Even if the original Obama plan — around $800 billion in stimulus, with a substantial fraction of that total given over to ineffective tax cuts — had been enacted, it wouldn’t have been enough to fill the looming hole in the U.S. economy, which the Congressional Budget Office estimates will amount to $2.9 trillion over the next three years.

Yet the centrists did their best to make the plan weaker and worse.


But how did this happen? I blame President Obama’s belief that he can transcend the partisan divide — a belief that warped his economic strategy.

After all, many people expected Mr. Obama to come out with a really strong stimulus plan, reflecting both the economy’s dire straits and his own electoral mandate.

Instead, however, he offered a plan that was clearly both too small and too heavily reliant on tax cuts. Why? Because he wanted the plan to have broad bipartisan support, and believed that it would. Not long ago administration strategists were talking about getting 80 or more votes in the Senate.

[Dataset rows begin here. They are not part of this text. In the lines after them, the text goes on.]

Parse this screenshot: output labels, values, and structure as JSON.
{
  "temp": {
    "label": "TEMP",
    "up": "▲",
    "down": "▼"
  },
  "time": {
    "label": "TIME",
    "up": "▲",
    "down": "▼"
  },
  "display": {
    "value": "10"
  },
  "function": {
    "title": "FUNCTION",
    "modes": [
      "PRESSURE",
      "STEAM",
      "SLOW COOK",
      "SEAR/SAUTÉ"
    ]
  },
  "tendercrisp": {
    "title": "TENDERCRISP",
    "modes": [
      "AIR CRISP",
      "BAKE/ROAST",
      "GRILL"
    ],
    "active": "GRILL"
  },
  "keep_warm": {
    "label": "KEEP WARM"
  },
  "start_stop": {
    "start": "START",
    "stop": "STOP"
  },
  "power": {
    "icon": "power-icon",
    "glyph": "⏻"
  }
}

Mr. Obama’s postpartisan yearnings may also explain why he didn’t do something crucially important: speak forcefully about how government spending can help support the economy. Instead, he let conservatives define the debate, waiting until late last week before finally saying what needed to be said — that increasing spending is the whole point of the plan.

I would not presume to argue with Dr. Krugman on economic theory, but I think he’s being a tad short-sighted on politics. With any luck and good planning, this stimulus package is just the first step, and once it is passed, there will be a foundation for more that could fill the gaps. Unlike Dr. Krugman, I don’t think this was the last best hope. I think it was just the first shot.

And the next time, the approach doesn’t have to be so showily “bipartisan.” The president can now say with a great deal of credibility that he made every effort to work with the Republicans and they behaved like cranky children. So the next time he’ll drop the kid gloves and go ahead without them: “Hey, I tried, and all they did was throw a fit. The hell with them.” After all, there comes a point when reason and common sense just don’t work.